Says McGowan: “We believe GLUU’s smartphone growth has been hidden in recent years by the decline of its feature phone revenue, but its new model is based on owned-IP, which is far more profitable,” he writes. “As the global installed base of smartphones and tablets grows and GLUU’s low-margin feature phone revenues burn off, we expect significant gains in profitability. Our $8 price target assumes that at this time next year, the stock will sell at a P/E of about 20x non-GAAP EPS for 2014, which we estimate at 40 cents.”

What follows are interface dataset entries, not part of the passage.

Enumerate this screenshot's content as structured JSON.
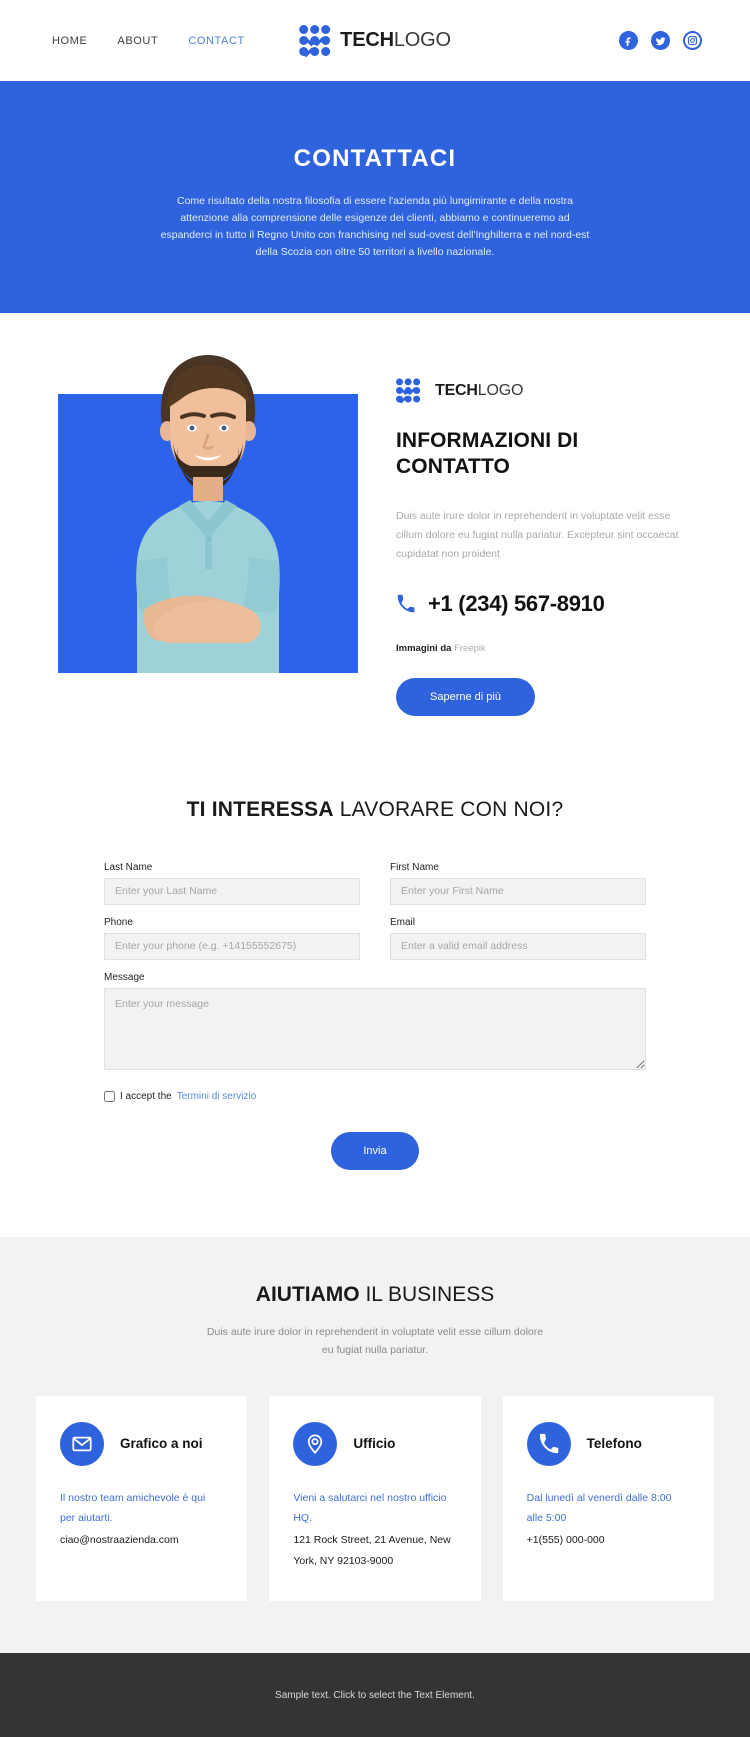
{
  "header": {
    "nav": [
      {
        "label": "HOME",
        "active": false
      },
      {
        "label": "ABOUT",
        "active": false
      },
      {
        "label": "CONTACT",
        "active": true
      }
    ],
    "brand": {
      "bold": "TECH",
      "light": "LOGO"
    },
    "socials": [
      {
        "name": "facebook",
        "glyph": "f"
      },
      {
        "name": "twitter",
        "glyph": "t"
      },
      {
        "name": "instagram",
        "glyph": "i"
      }
    ]
  },
  "hero": {
    "title": "CONTATTACI",
    "paragraph": "Come risultato della nostra filosofia di essere l'azienda più lungimirante e della nostra attenzione alla comprensione delle esigenze dei clienti, abbiamo e continueremo ad espanderci in tutto il Regno Unito con franchising nel sud-ovest dell'Inghilterra e nel nord-est della Scozia con oltre 50 territori a livello nazionale."
  },
  "info": {
    "brand": {
      "bold": "TECH",
      "light": "LOGO"
    },
    "title": "INFORMAZIONI DI CONTATTO",
    "description": "Duis aute irure dolor in reprehenderit in voluptate velit esse cillum dolore eu fugiat nulla pariatur. Excepteur sint occaecat cupidatat non proident",
    "phone": "+1 (234) 567-8910",
    "credit_prefix": "Immagini da",
    "credit_source": "Freepik",
    "cta_label": "Saperne di più"
  },
  "form": {
    "heading_bold": "TI INTERESSA",
    "heading_light": " LAVORARE CON NOI?",
    "fields": [
      {
        "label": "Last Name",
        "placeholder": "Enter your Last Name",
        "value": ""
      },
      {
        "label": "First Name",
        "placeholder": "Enter your First Name",
        "value": ""
      },
      {
        "label": "Phone",
        "placeholder": "Enter your phone (e.g. +14155552675)",
        "value": ""
      },
      {
        "label": "Email",
        "placeholder": "Enter a valid email address",
        "value": ""
      },
      {
        "label": "Message",
        "placeholder": "Enter your message",
        "value": ""
      }
    ],
    "accept_prefix": "I accept the",
    "accept_link": "Termini di servizio",
    "submit_label": "Invia"
  },
  "help": {
    "heading_bold": "AIUTIAMO",
    "heading_light": " IL BUSINESS",
    "subtitle": "Duis aute irure dolor in reprehenderit in voluptate velit esse cillum dolore eu fugiat nulla pariatur.",
    "cards": [
      {
        "icon": "envelope-icon",
        "title": "Grafico a noi",
        "note": "Il nostro team amichevole è qui per aiutarti.",
        "value": "ciao@nostraazienda.com"
      },
      {
        "icon": "location-pin-icon",
        "title": "Ufficio",
        "note": "Vieni a salutarci nel nostro ufficio HQ.",
        "value": "121 Rock Street, 21 Avenue, New York, NY 92103-9000"
      },
      {
        "icon": "phone-icon",
        "title": "Telefono",
        "note": "Dal lunedì al venerdì dalle 8:00 alle 5:00",
        "value": "+1(555) 000-000"
      }
    ]
  },
  "footer": {
    "text": "Sample text. Click to select the Text Element."
  },
  "colors": {
    "brand_blue": "#2f62dd",
    "hero_blue": "#2f62dd",
    "photo_blue": "#2d62ea",
    "gray_section": "#f2f2f2",
    "footer_dark": "#343434",
    "link_blue": "#5a8ad6"
  }
}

In light of this, we think it is interesting to note that mobile gaming developer G5 Entertainment is currently trading at a PE-ratio of 12x expected 2012 earnings. Needless to say that Mr McGowan and other US analysts would be all over G5 if it was listed in the USA. Applying the PE-ratio of 20x that McGowan is suggesting on G5’s 2012 earnings would imply a target price of SEK 64, a 61% upside to current levels. But then wait, McGowan is willing to apply such a PE-ratio on 2014 earnings, not 2012, i.e. 2 years in the future. 2014, G5 Entertainment will probably earn much much more than SEK 3.2 (as expected for 2012). In-line with the mid-term scenario previously mentioned by G5 CEO Vlad Suglobov, we believe G5 Entertainment should be able to earn as much as SEK 10.6 per share by 2014. There is no reason why an investor should not be willing to pay as high a PE-ratio for G5 as he/she is paying for Glu Mobile (on the contrary actually). So applying a PE-ratio of 20x on G5’s 2014 earnings of SEK 10.6 would imply a share price of SEK 212, an upside of 430%.

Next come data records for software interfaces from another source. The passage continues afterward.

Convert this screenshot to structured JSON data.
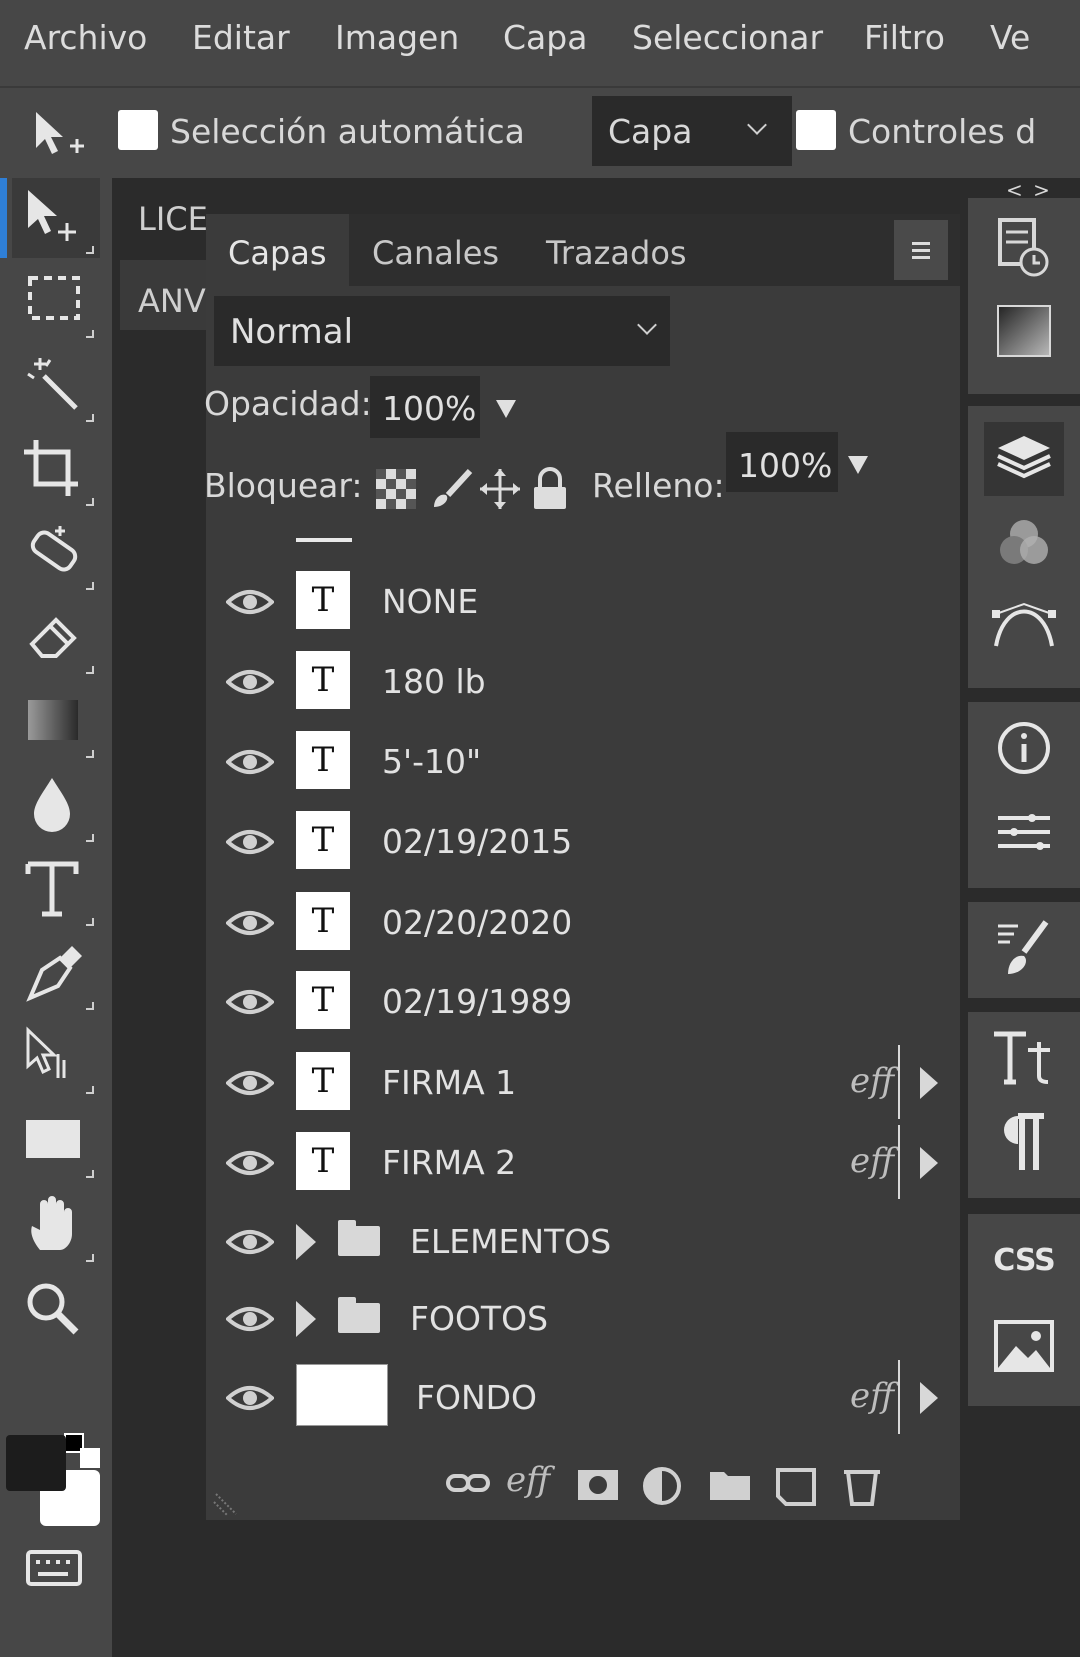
{
  "menu": [
    "Archivo",
    "Editar",
    "Imagen",
    "Capa",
    "Seleccionar",
    "Filtro",
    "Ve"
  ],
  "options": {
    "auto_select_label": "Selección automática",
    "target_value": "Capa",
    "controls_label": "Controles d"
  },
  "doc_tabs": [
    "LICE",
    "ANV"
  ],
  "panel": {
    "tabs": [
      "Capas",
      "Canales",
      "Trazados"
    ],
    "blend_mode": "Normal",
    "opacity_label": "Opacidad:",
    "opacity_value": "100%",
    "lock_label": "Bloquear:",
    "fill_label": "Relleno:",
    "fill_value": "100%"
  },
  "layers": [
    {
      "name": "NONE",
      "kind": "text",
      "thumb": "T",
      "fx": ""
    },
    {
      "name": "180 lb",
      "kind": "text",
      "thumb": "T",
      "fx": ""
    },
    {
      "name": "5'-10\"",
      "kind": "text",
      "thumb": "T",
      "fx": ""
    },
    {
      "name": "02/19/2015",
      "kind": "text",
      "thumb": "T",
      "fx": ""
    },
    {
      "name": "02/20/2020",
      "kind": "text",
      "thumb": "T",
      "fx": ""
    },
    {
      "name": "02/19/1989",
      "kind": "text",
      "thumb": "T",
      "fx": ""
    },
    {
      "name": "FIRMA 1",
      "kind": "text",
      "thumb": "T",
      "fx": "eff"
    },
    {
      "name": "FIRMA 2",
      "kind": "text",
      "thumb": "T",
      "fx": "eff"
    },
    {
      "name": "ELEMENTOS",
      "kind": "group",
      "fx": ""
    },
    {
      "name": "FOOTOS",
      "kind": "group",
      "fx": ""
    },
    {
      "name": "FONDO",
      "kind": "image",
      "fx": "eff"
    }
  ],
  "bottom_actions": {
    "fx_label": "eff"
  },
  "right_dock": {
    "css_label": "CSS",
    "toggle": "< >"
  },
  "colors": {
    "accent": "#2f7fd6",
    "bar": "#474747",
    "panel": "#3b3b3b"
  }
}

Obviously there is value in G5 that is not realised at this point, a lot of it due to its listing on Aktietorget, a minor Swedish exchange. In a perfect world, G5 would change its listing to the US, or at least to Nasdaq OMX’s small cap list in Sweden. The most likely outcome, in our view, will be a takeover by one of the big guys within a few years time. M&A activity within the mobile gaming space has been high for quite some time and as late as Wednesday, Zynga bought OMGPOP, the maker of “Draw Something” for USD 210m, close to SEK 1.5bn. OMGPOP is so far a “one-hit wonder” with a game that has been selling for a couple of months. G5 Entertainment has a market cap of SEK 320m at this point (an even lower enterprise value as the company has a net cash position). Again, the upside is close to 400% to what US investors and companies are willing to pay for similar companies.

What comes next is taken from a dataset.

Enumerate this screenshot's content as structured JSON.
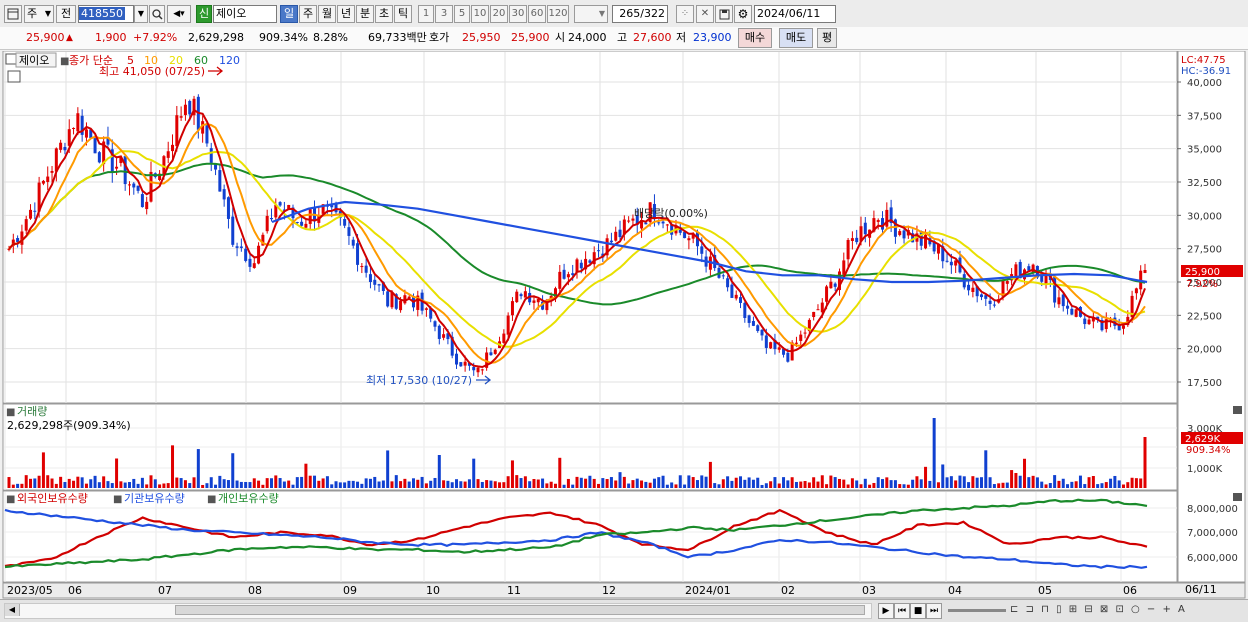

We suggest to be long mobile gaming developers. There are not that many listed on the global stock markets but investors could consider a basket of Glu Mobile, EA and Gameloft in order to spread their risks. However, the one that clearly stands out as extremely undervalued, both in absolute terms and in relative terms, is G5 Entertainment.